"They asked me why Japanese government broke the law and sent troops to Iraq," the man said in English. "They want Japanese government and Koizumi prime minister, they want to withdraw the Japanese troops from Iraq or cut my head."
He then paused, sighed and switched into Japanese.
"Mr. Koizumi. They seek the withdrawal of Japanese Self-Defense Forces... (and say they) will take my head off," the captive said. "I'm sorry. I want to return to Japan again."
The video's authenticity could not be independently confirmed.
Tokyo has dispatched some 500 troops to the southern Iraqi city of Samawah on a humanitarian mission to purify water and rebuild schools in support of U.S.-led reconstruction efforts.
The video claimed that Koda was connected to the Japanese military, but the government denied that. Friends and relatives suggested Koda had gone to Iraq as a tourist.
"Mr. Koda is a private individual who is not related to the Self-Defense Forces or the government of Japan," Foreign Minister Nobutaka Machimura said.
When the captive finished speaking, the video showed him kneeling before three masked militants.
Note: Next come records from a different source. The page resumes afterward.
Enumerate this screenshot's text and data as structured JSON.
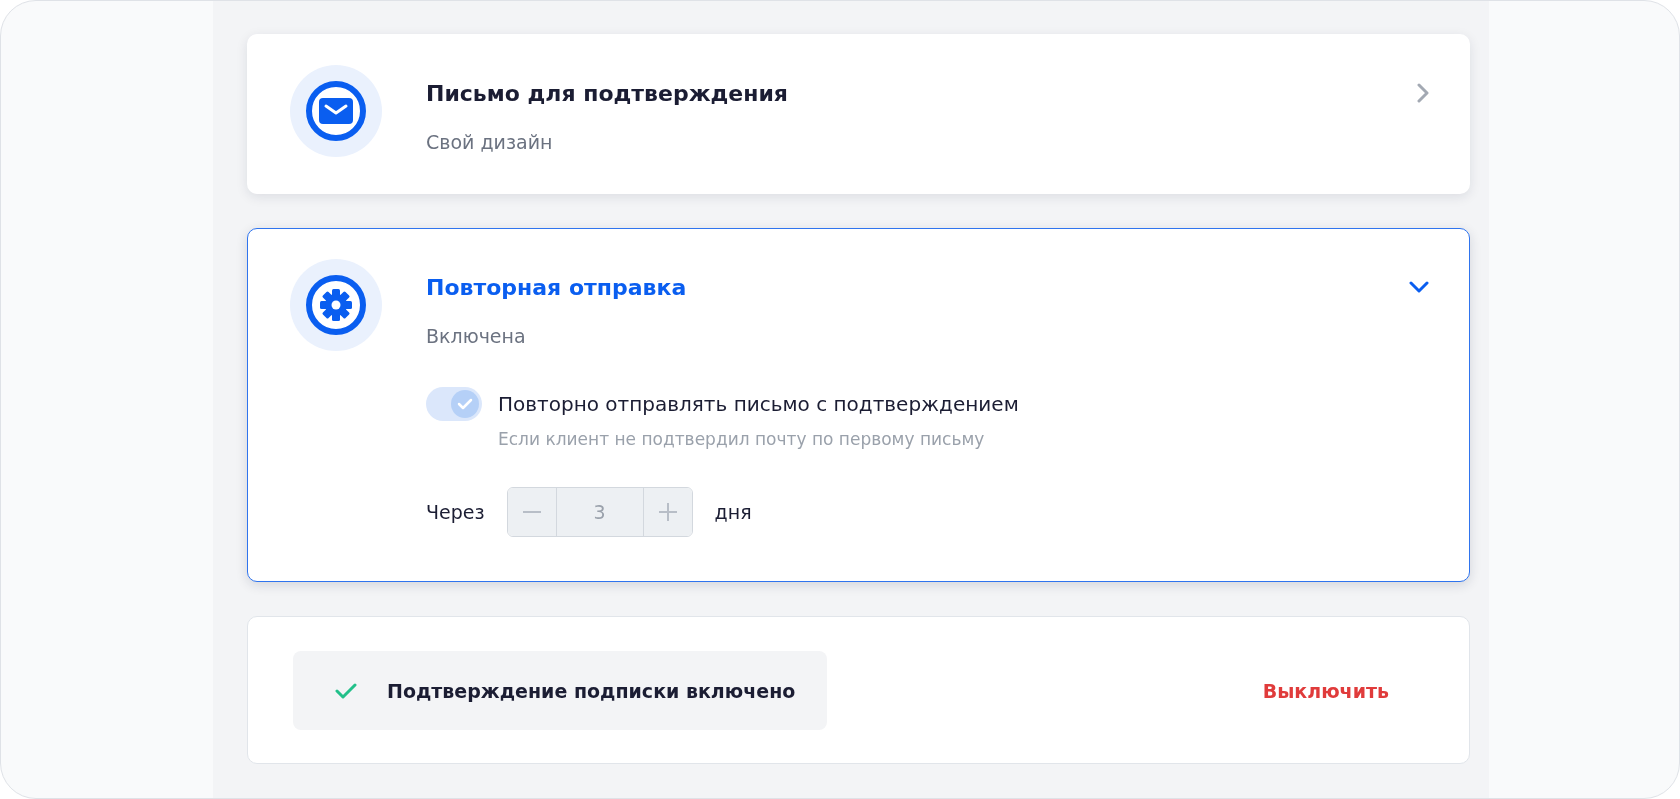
{
  "cards": [
    {
      "kind": "mail",
      "title": "Письмо для подтверждения",
      "subtitle": "Свой дизайн",
      "expanded": false
    },
    {
      "kind": "gear",
      "title": "Повторная отправка",
      "subtitle": "Включена",
      "expanded": true,
      "toggle": {
        "label": "Повторно отправлять письмо с подтверждением",
        "hint": "Если клиент не подтвердил почту по первому письму",
        "checked": true,
        "disabled": true
      },
      "delay": {
        "prefix": "Через",
        "value": "3",
        "suffix": "дня",
        "disabled": true
      }
    }
  ],
  "status": {
    "text": "Подтверждение подписки включено",
    "action": "Выключить"
  }
}
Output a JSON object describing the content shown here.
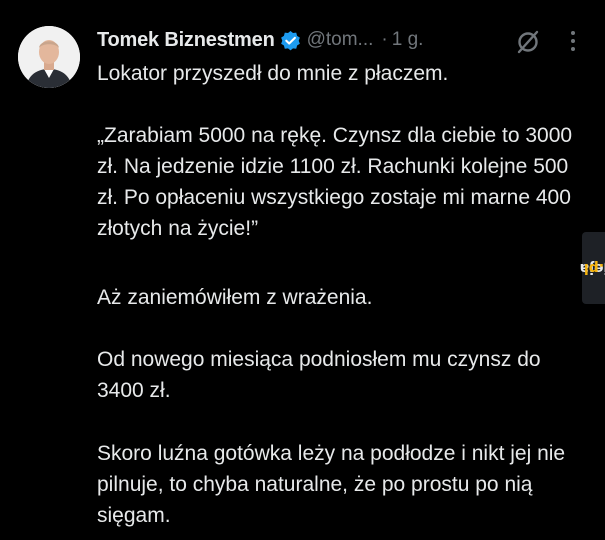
{
  "author": {
    "display_name": "Tomek Biznestmen",
    "handle": "@tom...",
    "separator": "·",
    "time": "1 g.",
    "verified_color": "#1d9bf0",
    "avatar_icon": "profile-photo"
  },
  "actions": {
    "grok_icon": "grok-slash-icon",
    "more_icon": "more-dots-icon"
  },
  "tweet": {
    "paragraphs": [
      "Lokator przyszedł do mnie z płaczem.",
      "„Zarabiam 5000 na rękę. Czynsz dla ciebie to 3000 zł. Na jedzenie idzie 1100 zł. Rachunki kolejne 500 zł. Po opłaceniu wszystkiego zostaje mi marne 400 złotych na życie!”",
      "Aż zaniemówiłem z wrażenia.",
      "Od nowego miesiąca podniosłem mu czynsz do 3400 zł.",
      "Skoro luźna gotówka leży na podłodze i nikt jej nie pilnuje, to chyba naturalne, że po prostu po nią sięgam."
    ]
  },
  "watermark": {
    "prefix": "jeja",
    "suffix": ".pl"
  },
  "colors": {
    "background": "#000000",
    "text": "#e7e9ea",
    "muted": "#71767b",
    "accent": "#1d9bf0"
  }
}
The man's head was bowed to the floor as the militant spoke, and another of the militants grabbed him by the hair to face the camera.
"We give the Japanese government 48 hours to withdraw its troops from Iraq, otherwise his fate will be the same as that of his predecessors, Berg and Bigley and other infidels," the man said, referring to the beheadings of British engineer Kenneth Bigley and U.S. businessman Nicholas Berg.
The video, which lasted just under three minutes, bore the logo of Al Qaeda in Iraq, the new name for al-Zarqawi's group, which was previously known as Tawhid and Jihad and has allied itself with Usama bin Laden. The group has claimed responsibility for the beheadings of Bigley, two American co-workers and Berg, as well as numerous car bombings and other attacks.
The United States has offered a $25 million bounty for the capture or killing of al-Zarqawi, who is believed to be hiding in the militant stronghold of Fallujah.